As an actor I created the role of Jan in Ladies Day and Ladies Down Under by Amanda Whittington and I wanted NFJ to have the same warm-hearted accessibility that audiences had loved in those plays, with something to think about overlaid with bags of fun and frolics! As always I wanted to write strong roles for women and for the first time, as the lead was drawn in many ways from personal experience, I decided to pitch the project as writer/actor and double my workload!
Remembering Marie Banks and Robert Leeson who both died at the end of September
Marie Banks, former Assistant General Secretary who worked for the Writers' Guild for 28 years, died on 28 September.
Marie's contributions to the Guild were many, not least her phenomenal memory, which allowed her to place the names – and usually the faces – of hundreds of members. Much of her time was spent dealing with the finances of the Guild, working closely with several treasurers.
She started work for the Guild in the basement of No. 7 Harley Street on 15 March 1962 as an office temp, and 25 years later she was fêted at a celebration at the Café Royal. President Maureen Duffy presented Marie with a glass rose bowl and the Chair, Robert Leeson (who has also just died -- see below) announced that grateful members had subscribed no less than £6,500 towards her pension as a testimonial of gratitude.
Marie died of cancer at University College Hospital, London.
Robert Leeson, chair of the Writers’ Guild in 1985-86, died on 29 September aged 85.
He was a prolific writer of novels for children, publishing more than 70 titles, including Maroon Boy, Never Kiss Frogs, Tom’s Private War and several Grange Hill spin-offs. As chair of the Guild’s Books Committee in the early 1980s he played a vital part in negotiating minimum terms agreements with the leading UK publishers of the time. A full obituary will appear on the Guild’s website shortly.
The funeral will take place in Harlow, Essex on Wednesday 16 October. Any former colleague of Robert wishing to attend should contact the Guild office for full details
Nick Yapp adds:

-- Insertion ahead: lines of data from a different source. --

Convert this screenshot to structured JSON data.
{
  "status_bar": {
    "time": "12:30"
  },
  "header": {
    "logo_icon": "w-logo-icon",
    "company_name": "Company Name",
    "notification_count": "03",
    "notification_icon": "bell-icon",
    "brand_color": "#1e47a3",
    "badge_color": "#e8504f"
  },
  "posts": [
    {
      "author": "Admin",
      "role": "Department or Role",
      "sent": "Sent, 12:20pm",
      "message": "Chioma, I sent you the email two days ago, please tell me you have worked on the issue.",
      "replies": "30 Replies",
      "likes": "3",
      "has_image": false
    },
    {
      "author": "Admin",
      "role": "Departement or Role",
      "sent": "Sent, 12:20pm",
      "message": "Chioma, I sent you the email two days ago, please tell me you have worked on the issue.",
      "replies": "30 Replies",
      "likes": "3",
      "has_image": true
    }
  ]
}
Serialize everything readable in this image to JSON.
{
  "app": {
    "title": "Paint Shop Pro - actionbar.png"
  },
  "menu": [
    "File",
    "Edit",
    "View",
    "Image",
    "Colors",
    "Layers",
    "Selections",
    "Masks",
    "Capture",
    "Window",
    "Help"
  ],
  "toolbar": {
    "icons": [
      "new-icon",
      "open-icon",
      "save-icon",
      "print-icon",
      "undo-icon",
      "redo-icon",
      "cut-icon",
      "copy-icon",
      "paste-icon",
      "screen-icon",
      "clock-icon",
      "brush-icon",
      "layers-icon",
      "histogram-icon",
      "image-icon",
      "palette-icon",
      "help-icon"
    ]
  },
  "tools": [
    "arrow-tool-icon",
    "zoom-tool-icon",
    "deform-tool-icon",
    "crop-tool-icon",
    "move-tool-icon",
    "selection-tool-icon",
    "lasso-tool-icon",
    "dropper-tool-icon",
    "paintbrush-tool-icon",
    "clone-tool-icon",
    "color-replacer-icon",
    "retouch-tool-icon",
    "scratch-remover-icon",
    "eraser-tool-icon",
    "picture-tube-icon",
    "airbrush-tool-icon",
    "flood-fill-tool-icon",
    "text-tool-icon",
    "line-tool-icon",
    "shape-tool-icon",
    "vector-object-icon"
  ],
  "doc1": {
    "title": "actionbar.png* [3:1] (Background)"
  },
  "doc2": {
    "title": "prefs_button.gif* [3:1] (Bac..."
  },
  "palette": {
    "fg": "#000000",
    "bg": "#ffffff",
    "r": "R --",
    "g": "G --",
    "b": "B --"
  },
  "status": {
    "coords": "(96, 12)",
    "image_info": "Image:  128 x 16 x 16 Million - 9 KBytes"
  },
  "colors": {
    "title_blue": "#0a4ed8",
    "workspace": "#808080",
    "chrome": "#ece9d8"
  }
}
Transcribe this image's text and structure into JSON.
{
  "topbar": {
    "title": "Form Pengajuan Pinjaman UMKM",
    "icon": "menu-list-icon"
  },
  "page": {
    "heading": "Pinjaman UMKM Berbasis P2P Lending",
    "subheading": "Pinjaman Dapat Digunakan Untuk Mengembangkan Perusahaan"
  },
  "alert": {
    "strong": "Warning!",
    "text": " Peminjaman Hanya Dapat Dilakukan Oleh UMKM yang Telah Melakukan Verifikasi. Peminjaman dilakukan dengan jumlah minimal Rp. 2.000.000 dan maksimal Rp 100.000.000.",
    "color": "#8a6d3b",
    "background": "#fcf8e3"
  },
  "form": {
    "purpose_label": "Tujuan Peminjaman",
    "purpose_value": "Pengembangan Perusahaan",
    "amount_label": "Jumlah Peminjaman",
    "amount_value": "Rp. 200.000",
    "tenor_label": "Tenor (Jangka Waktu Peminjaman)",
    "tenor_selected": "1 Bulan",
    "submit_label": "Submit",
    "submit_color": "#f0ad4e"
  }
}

I suppose everyone who's ever sat on any sort of committee has their idea of an ideal committee member. Mine would be Bob Leeson - modest, an extremely good listener, constructive, and always contributing the mot juste, the helpful suggestion, the faultless gathering together of every contribution as the discussion nears its end. Bob was way ahead of me. He'd had years of experience before I joined the Books Committee back in the late 1980s. I sat at the bottom end of the table in the Meeting Room upstairs at the Guild's Office in Edgware Road, listening carefully to what Bob said in the hope that one day I would have the skill and wisdom to follow in a master's footsteps. I never could, but that wasn't Bob's fault.
He was most active in the Guild during difficult times (come to think of it, aren't they all). The Books Committee was struggling to persuade all the major publishing houses in the UK to agree to a standardised Minimum Terms Contract for writers. The struggle was long, intense, and largely successful, and Bob played his part.
In short, Bob was one of those remarkable colleagues who make the rest of us proud to be part of the same Guild as them.